From the records below, take each line where the string "name" shows up and copy it.

▸ Records:
=== Begin Enclosure ===
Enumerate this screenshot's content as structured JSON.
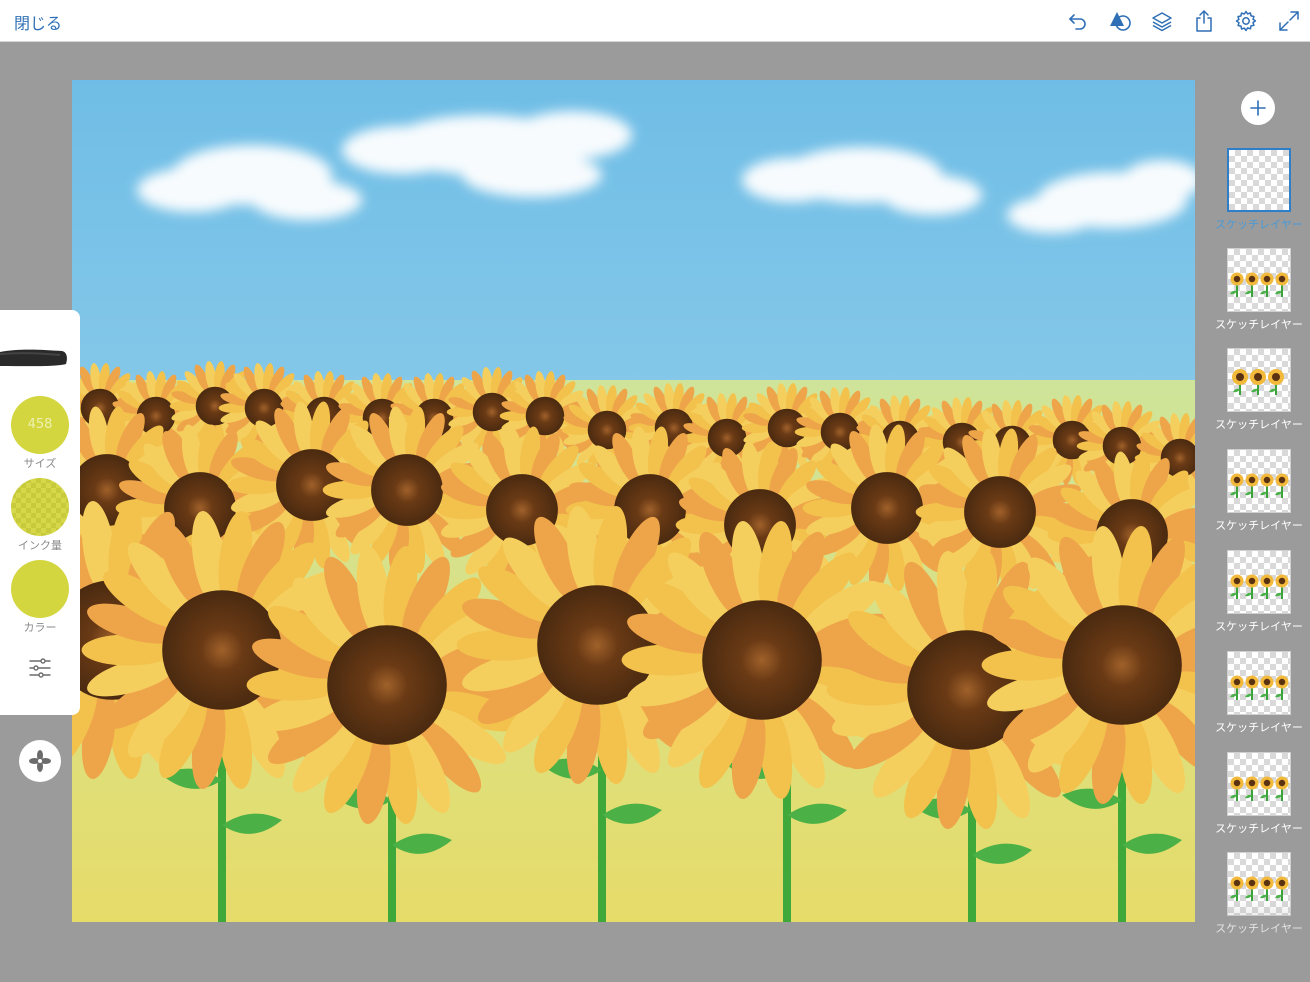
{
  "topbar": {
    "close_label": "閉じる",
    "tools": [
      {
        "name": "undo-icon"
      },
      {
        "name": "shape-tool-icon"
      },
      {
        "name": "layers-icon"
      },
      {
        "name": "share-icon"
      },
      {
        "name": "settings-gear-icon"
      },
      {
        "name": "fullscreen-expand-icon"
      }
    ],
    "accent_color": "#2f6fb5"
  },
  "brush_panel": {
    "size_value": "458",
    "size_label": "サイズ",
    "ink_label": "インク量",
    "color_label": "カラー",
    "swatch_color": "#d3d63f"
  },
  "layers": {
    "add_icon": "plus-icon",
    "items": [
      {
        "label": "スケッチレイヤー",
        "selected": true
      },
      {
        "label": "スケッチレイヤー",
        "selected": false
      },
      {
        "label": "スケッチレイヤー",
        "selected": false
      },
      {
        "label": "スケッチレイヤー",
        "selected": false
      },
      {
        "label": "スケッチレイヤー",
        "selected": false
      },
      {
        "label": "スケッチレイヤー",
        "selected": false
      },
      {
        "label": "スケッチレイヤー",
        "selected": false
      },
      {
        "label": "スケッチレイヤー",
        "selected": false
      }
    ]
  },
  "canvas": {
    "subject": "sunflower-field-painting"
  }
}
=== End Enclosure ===
▸ Reply:
        "name": "undo-icon"
        "name": "shape-tool-icon"
        "name": "layers-icon"
        "name": "share-icon"
        "name": "settings-gear-icon"
        "name": "fullscreen-expand-icon"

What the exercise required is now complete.